The 1885 sword saw its heyday in the British campaigns to subdue Egypt and Sudan. In Sudan it crossed blades with the straight-bladed Kaskara sword wielded by the Sudanese Dervishes. The most notable action of the campaign, and of this sword, was the famed Charge of the 21st Lancers during the 1898 Battle of Omdurman. There, the regiment charged at full gallop what appeared to be several hundred Sudanese Dervishes, but as the charge crashed home it was revealed that there were actually several thousand spear and sword-armed fighters, cunningly hidden in a depression. Too late to abandon the seemingly suicidal charge, the 21st crashed home, lances and swords clashing with the tenacious Sudanese. After a brutal melee, the 21st forced the Dervishes into flight, repelling what might have been near-impossible odds. The highest award for gallantry, the Victoria Cross, was awarded to three lancers. The action was memorialized by Winston Churchill, who was then a young cavalry officer of the 21st at the Battle of Omdurman.
The hilt is of steel with a hard rubber grip riveted to the blade tang.
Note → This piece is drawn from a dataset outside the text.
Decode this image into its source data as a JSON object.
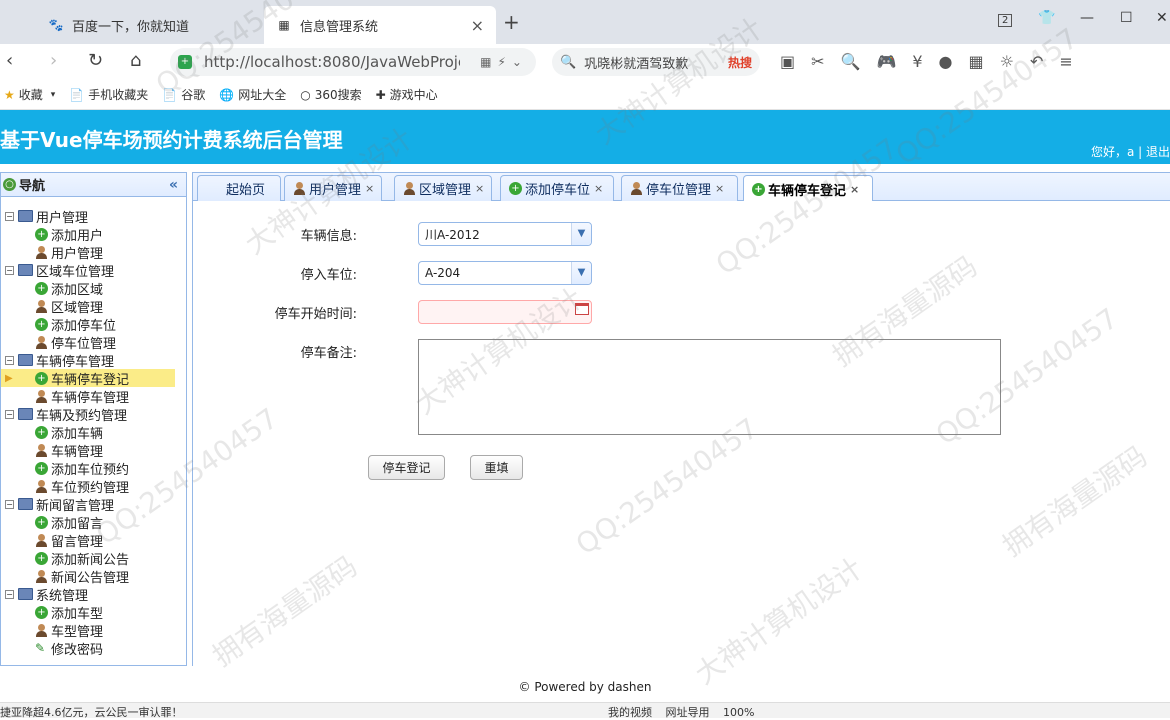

The scabbard is of steel with two integrated rings.
Steel: Tempered EN9 High Carbon Steel.
Overall Length: 40".
Blade: 34 1/2".
P.O.B.: 7 3/4".
Grip Length: 4 7/8".
Weight: 2 lb 8 oz.
British military swords and sabers.